False impression given to Catholic contribution to schools

The Editor: I was very disappointed to read your headline and article, "Church not helping reconciliation" (PM, Oct. 8) regarding Catholic participation in the Indian residential school reconciliation process.

Although I'm relieved to see that in your Oct. 29 online edition you have printed the article by Deborah Gyapong, with the headline, 'Catholic entities "discriminated" against by TRC commissioner,' I suggest that your initial headline and article were misleading and unhelpful to the reconciliation process. Although you were quoting Justice Sinclair in your initial article, you gave his perspective prominence both by your headline and your placement of the article on the first page.

You have now waited three weeks to provide another perspective. As someone who has been deeply involved in these concerns and wholly committed to reconciliation, I expect more of our Catholic press and especially of the Prairie Messenger. — Marie Zarowny, SSA, Victoria, B.C.

Students should be trained for peace, not fighting

The Editor: Stephen Moore's PeaceQuest article in the Oct. 8 Prairie Messenger gives voice to those of us who seek to "affirm peace as a core Canadian value" and who wish to see Canada in a peacemaking role - a role that values social justice and seeks reconciliation.

As one of those people, I was very alarmed when I learned that military training will soon be offered to Grade 11 and 12 students in Regina high schools, both public and separate.

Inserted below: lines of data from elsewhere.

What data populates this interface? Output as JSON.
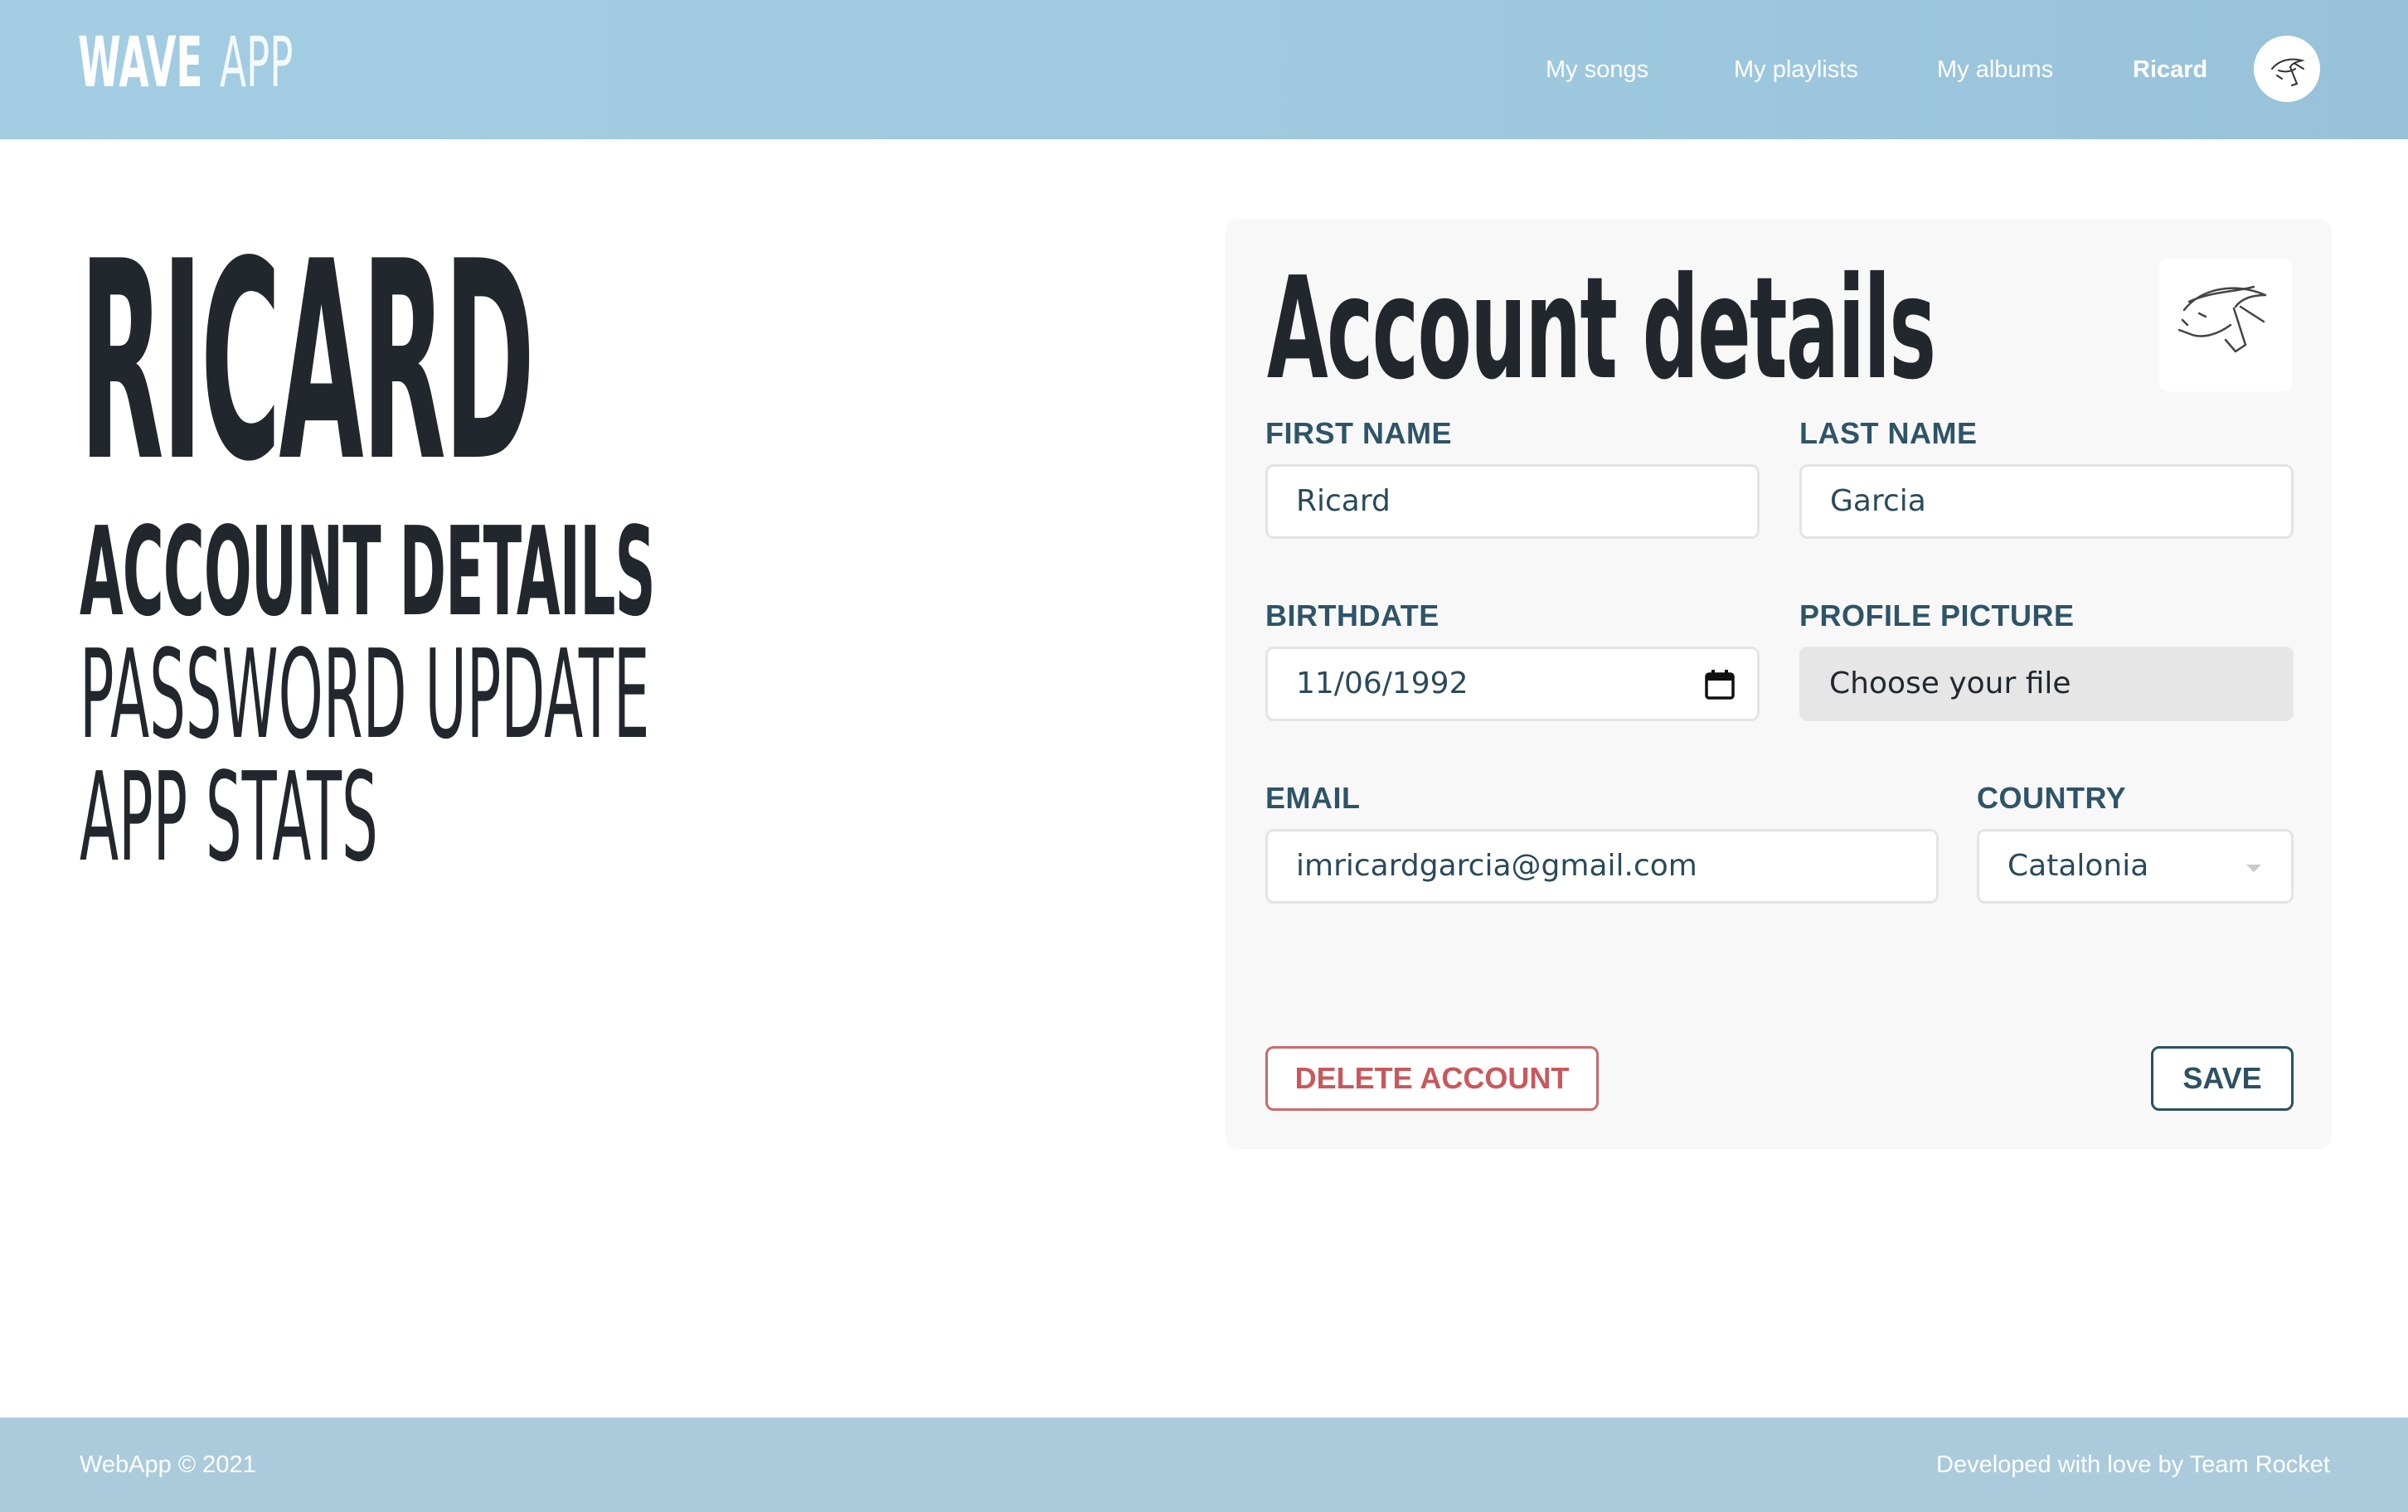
{
  "header": {
    "logo_bold": "WAVE",
    "logo_light": "APP",
    "nav": [
      {
        "label": "My songs"
      },
      {
        "label": "My playlists"
      },
      {
        "label": "My albums"
      },
      {
        "label": "Ricard"
      }
    ]
  },
  "sidebar": {
    "title": "RICARD",
    "items": [
      {
        "label": "ACCOUNT DETAILS",
        "active": true
      },
      {
        "label": "PASSWORD UPDATE",
        "active": false
      },
      {
        "label": "APP STATS",
        "active": false
      }
    ]
  },
  "form": {
    "title": "Account details",
    "first_name": {
      "label": "FIRST NAME",
      "value": "Ricard"
    },
    "last_name": {
      "label": "LAST NAME",
      "value": "Garcia"
    },
    "birthdate": {
      "label": "BIRTHDATE",
      "value": "11/06/1992"
    },
    "profile_picture": {
      "label": "PROFILE PICTURE",
      "button": "Choose your file"
    },
    "email": {
      "label": "EMAIL",
      "value": "imricardgarcia@gmail.com"
    },
    "country": {
      "label": "COUNTRY",
      "value": "Catalonia"
    },
    "delete_label": "DELETE ACCOUNT",
    "save_label": "SAVE"
  },
  "footer": {
    "left": "WebApp © 2021",
    "right": "Developed with love by Team Rocket"
  },
  "colors": {
    "header_bg": "#a3cde2",
    "footer_bg": "#abcbdc",
    "label": "#2e5468",
    "delete": "#c9585c",
    "save": "#2d5064",
    "card_bg": "#f8f8f8"
  }
}
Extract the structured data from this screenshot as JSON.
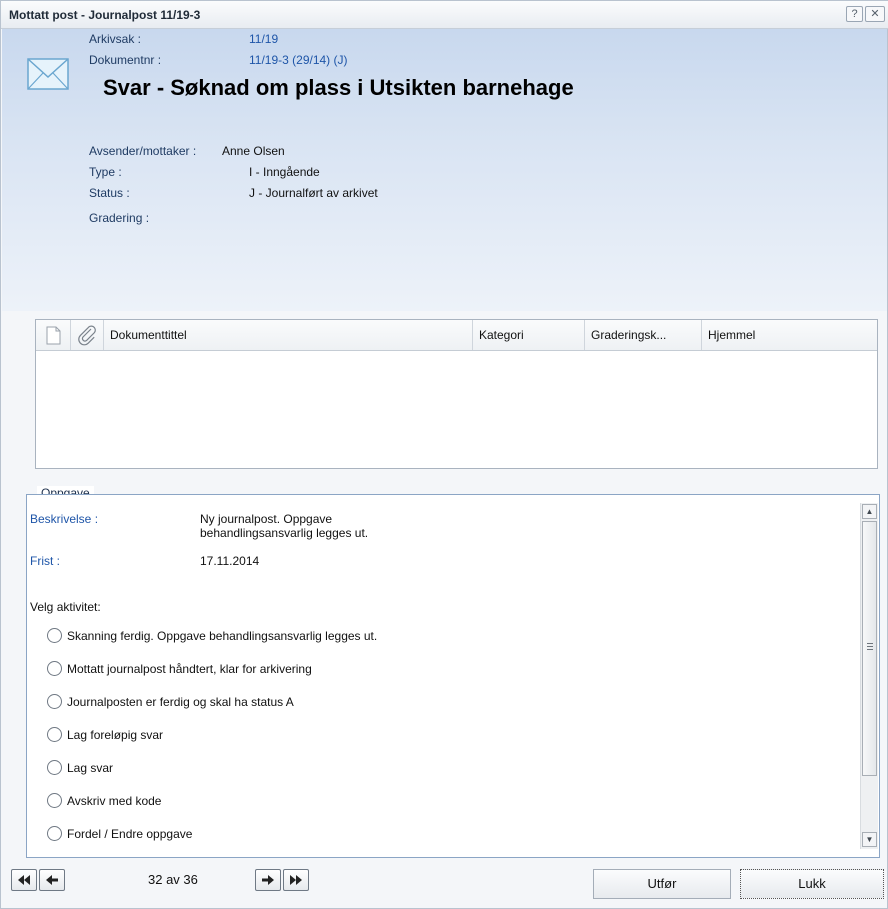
{
  "window": {
    "title": "Mottatt post - Journalpost 11/19-3",
    "help_label": "?",
    "close_label": "✕"
  },
  "header": {
    "icon": "envelope-icon",
    "arkivsak_label": "Arkivsak :",
    "arkivsak_value": "11/19",
    "dokumentnr_label": "Dokumentnr :",
    "dokumentnr_value": "11/19-3 (29/14) (J)",
    "title": "Svar - Søknad om plass i Utsikten barnehage",
    "avsender_label": "Avsender/mottaker :",
    "avsender_value": "Anne Olsen",
    "type_label": "Type :",
    "type_value": "I - Inngående",
    "status_label": "Status :",
    "status_value": "J - Journalført av arkivet",
    "gradering_label": "Gradering :"
  },
  "documents_table": {
    "columns": [
      "Dokumenttittel",
      "Kategori",
      "Graderingsk...",
      "Hjemmel"
    ],
    "rows": []
  },
  "task": {
    "legend": "Oppgave",
    "beskrivelse_label": "Beskrivelse :",
    "beskrivelse_line1": "Ny journalpost. Oppgave",
    "beskrivelse_line2": "behandlingsansvarlig legges ut.",
    "frist_label": "Frist :",
    "frist_value": "17.11.2014",
    "velg_label": "Velg aktivitet:",
    "activities": [
      "Skanning ferdig. Oppgave behandlingsansvarlig legges ut.",
      "Mottatt journalpost håndtert, klar for arkivering",
      "Journalposten er ferdig og skal ha status A",
      "Lag foreløpig svar",
      "Lag svar",
      "Avskriv med kode",
      "Fordel / Endre oppgave"
    ]
  },
  "footer": {
    "counter": "32 av 36",
    "utfor_label": "Utfør",
    "lukk_label": "Lukk"
  },
  "colors": {
    "accent_blue": "#1e55a8",
    "header_gradient_top": "#c8d8ee",
    "fieldset_border": "#8ba5c5"
  }
}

Not only will the course be taken during regular school hours, but students will earn two credits and be paid $2,000 for taking it.

From the perspective of the military, the goal of the course is "to revitalize the reserves." Should we be turning our high schools into military recruitment centres? According to Education Minister Don Morgan, military training will give our students "great chances to build life and leadership skills." Do students need to take military training to learn such skills?

Along with many other people in the province, I am concerned that military training at such a young age will ultimately teach that conflict is best resolved through the use of force and weapons. An alternative to military training could involve the use of education resources from the Peacequest website (

Teachers can access resources that focus on the importance of global peace and non-violent conflict resolution. Students need to focus on the development of critical thinking skills and to learn about the root causes of conflict.

Pope Francis, in his message for World Day of Peace, asks us to "give up the way of arms and go out to meet the other in dialogue, pardon and reconciliation, in order to rebuild justice, trust, and hope around you!"

Peace groups in Regina and Saskatoon have developed a petition to let our premier and education minister know that many people in the province are opposed to the plan to offer military training to high school students.

Anyone who wants a petition can email or go to"

It covers all the concerns about doctor-assisted suicide. Those who have not read it should hasten to do so, as we hear all the wrong arguments in the secular press. — Judy Corkery, Regina